What comes out of reading this discussion just what how difficult this it is to mediate synchronous communication for a reasonably engaged individual – there are simply too many variables – And how early these concepts are for the telecommunications and enterprise markets.

 

They are still incredibly valuable though – because even small steps in this direction can have a huge impact – especially if one focuses on a relatively few situations (like social interaction on a media web site) – and lets the users determine what they want.

 

If media is a increasingly about guiding a conversation then presence is the tool set that keeps it human – by respecting my interests, relationships and context.

Media & Internet Telephony

As more services move to IP the boundaries between them will blur. Take Alec Saunders relaying that JaJah  has signed a distribution agreement with three European media companies  – to provide free telephone calling.

The media companies get new services that drive people to their web sites, and are probably linked to their properties in other ways. JaJah gets promotion and a piece of the new ad revenue.

It’s too early to say who the winners will be because a lot of that will be buried in the subtleties of the agreement and the interpretation as the parties roll this out – but I bet both parties want to assert themselves in the customers mind – because it’s that identification where the ultimate value will flow.

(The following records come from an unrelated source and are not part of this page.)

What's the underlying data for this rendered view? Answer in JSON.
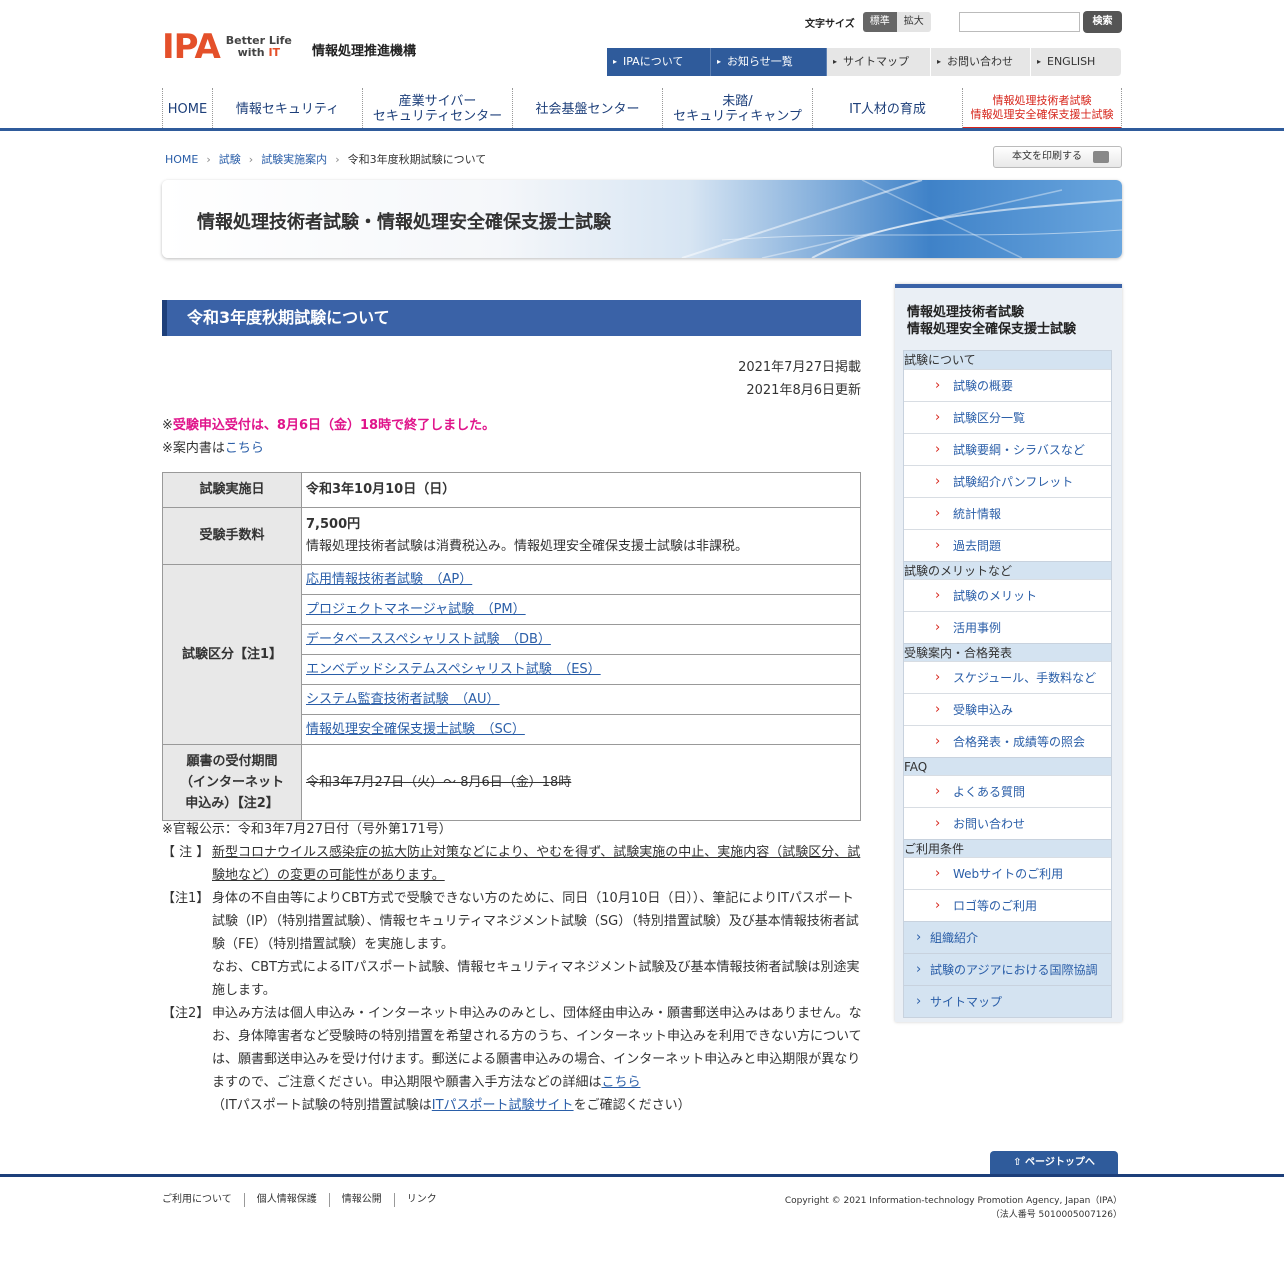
{
  "header": {
    "logo_text": "IPA",
    "logo_tag_1": "Better Life",
    "logo_tag_2a": "with ",
    "logo_tag_2b": "IT",
    "org_name": "情報処理推進機構",
    "fontsize_label": "文字サイズ",
    "fontsize_standard": "標準",
    "fontsize_large": "拡大",
    "search_placeholder": "",
    "search_button": "検索",
    "util_nav": [
      "IPAについて",
      "お知らせ一覧",
      "サイトマップ",
      "お問い合わせ",
      "ENGLISH"
    ],
    "global_nav": [
      "HOME",
      "情報セキュリティ",
      "産業サイバー\nセキュリティセンター",
      "社会基盤センター",
      "未踏/\nセキュリティキャンプ",
      "IT人材の育成",
      "情報処理技術者試験\n情報処理安全確保支援士試験"
    ]
  },
  "breadcrumb": [
    "HOME",
    "試験",
    "試験実施案内",
    "令和3年度秋期試験について"
  ],
  "print_button": "本文を印刷する",
  "banner_title": "情報処理技術者試験・情報処理安全確保支援士試験",
  "main": {
    "heading": "令和3年度秋期試験について",
    "date_posted": "2021年7月27日掲載",
    "date_updated": "2021年8月6日更新",
    "notice_prefix": "※",
    "notice_pink": "受験申込受付は、8月6日（金）18時で終了しました。",
    "guide_prefix": "※案内書は",
    "guide_link": "こちら",
    "table": {
      "date_label": "試験実施日",
      "date_value": "令和3年10月10日（日）",
      "fee_label": "受験手数料",
      "fee_value": "7,500円",
      "fee_note": "情報処理技術者試験は消費税込み。情報処理安全確保支援士試験は非課税。",
      "category_label": "試験区分【注1】",
      "categories": [
        "応用情報技術者試験　（AP）",
        "プロジェクトマネージャ試験　（PM）",
        "データベーススペシャリスト試験　（DB）",
        "エンベデッドシステムスペシャリスト試験　（ES）",
        "システム監査技術者試験　（AU）",
        "情報処理安全確保支援士試験　（SC）"
      ],
      "period_label_1": "願書の受付期間",
      "period_label_2": "（インターネット",
      "period_label_3": "申込み）【注2】",
      "period_value": "令和3年7月27日（火）～ 8月6日（金）18時"
    },
    "notes": {
      "gazette": "※官報公示：令和3年7月27日付（号外第171号）",
      "note0_label": "【 注 】",
      "note0_text": "新型コロナウイルス感染症の拡大防止対策などにより、やむを得ず、試験実施の中止、実施内容（試験区分、試験地など）の変更の可能性があります。",
      "note1_label": "【注1】",
      "note1_text": "身体の不自由等によりCBT方式で受験できない方のために、同日（10月10日（日））、筆記によりITパスポート試験（IP）（特別措置試験）、情報セキュリティマネジメント試験（SG）（特別措置試験）及び基本情報技術者試験（FE）（特別措置試験）を実施します。",
      "note1_text2": "なお、CBT方式によるITパスポート試験、情報セキュリティマネジメント試験及び基本情報技術者試験は別途実施します。",
      "note2_label": "【注2】",
      "note2_text": "申込み方法は個人申込み・インターネット申込みのみとし、団体経由申込み・願書郵送申込みはありません。なお、身体障害者など受験時の特別措置を希望される方のうち、インターネット申込みを利用できない方については、願書郵送申込みを受け付けます。郵送による願書申込みの場合、インターネット申込みと申込期限が異なりますので、ご注意ください。申込期限や願書入手方法などの詳細は",
      "note2_link": "こちら",
      "note2_tail_prefix": "（ITパスポート試験の特別措置試験は",
      "note2_tail_link": "ITパスポート試験サイト",
      "note2_tail_suffix": "をご確認ください）"
    }
  },
  "sidebar": {
    "title_1": "情報処理技術者試験",
    "title_2": "情報処理安全確保支援士試験",
    "groups": [
      {
        "category": "試験について",
        "items": [
          "試験の概要",
          "試験区分一覧",
          "試験要綱・シラバスなど",
          "試験紹介パンフレット",
          "統計情報",
          "過去問題"
        ]
      },
      {
        "category": "試験のメリットなど",
        "items": [
          "試験のメリット",
          "活用事例"
        ]
      },
      {
        "category": "受験案内・合格発表",
        "items": [
          "スケジュール、手数料など",
          "受験申込み",
          "合格発表・成績等の照会"
        ]
      },
      {
        "category": "FAQ",
        "items": [
          "よくある質問",
          "お問い合わせ"
        ]
      },
      {
        "category": "ご利用条件",
        "items": [
          "Webサイトのご利用",
          "ロゴ等のご利用"
        ]
      }
    ],
    "bottom_links": [
      "組織紹介",
      "試験のアジアにおける国際協調",
      "サイトマップ"
    ]
  },
  "footer": {
    "page_top": "ページトップへ",
    "links": [
      "ご利用について",
      "個人情報保護",
      "情報公開",
      "リンク"
    ],
    "copyright": "Copyright © 2021 Information-technology Promotion Agency, Japan（IPA）",
    "corp_number": "（法人番号 5010005007126）"
  },
  "colors": {
    "brand_blue": "#2f5b9b",
    "heading_blue": "#3a62a7",
    "logo_red": "#e4502a",
    "notice_pink": "#e0148b",
    "exam_nav_red": "#d7261c"
  }
}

In the short term the media companies not only give use things to talk about – but now they give us a cheap easy to use way to do that.  What’s not to like about that – expecially if it gives the companies new opportunities to innovate their web presence.

The Power of Voice

A London service – Directionless Enquirers – shows what you can do if you mix social networking, mobile and Internet voice a web site with people’s innate interest in helping one another.

Essentially what they want to do is replace soulless direction sources with real people helping real people.

What’s interesting to me is not the directions – but the whole range of secondary, and very useful information that can, and likely will be provided by linking 2 people. The inevitable result of a call will be more than directions – but likely include recommendations of other things (restaurants, plays stores etc) the seeker in interested in. And the power of those recommendations will much higher than a side bar advertisement – both because its delivered by a trusted source (otherwise I wouldn’t trust the directions) and it’s based on what’s explicitly shared during the conversation.

It’s the promise of real-time and personal connection that is mediated by the web that I find most exciting about this application. This service may not be successful, and there are certainly a number of issues that come to mind – but the insight at people might speak to complete strangers (as they might on the street) when the connection is mediated by a web service is a valuable step toward new web applications including one that has applicability to media – social marketing.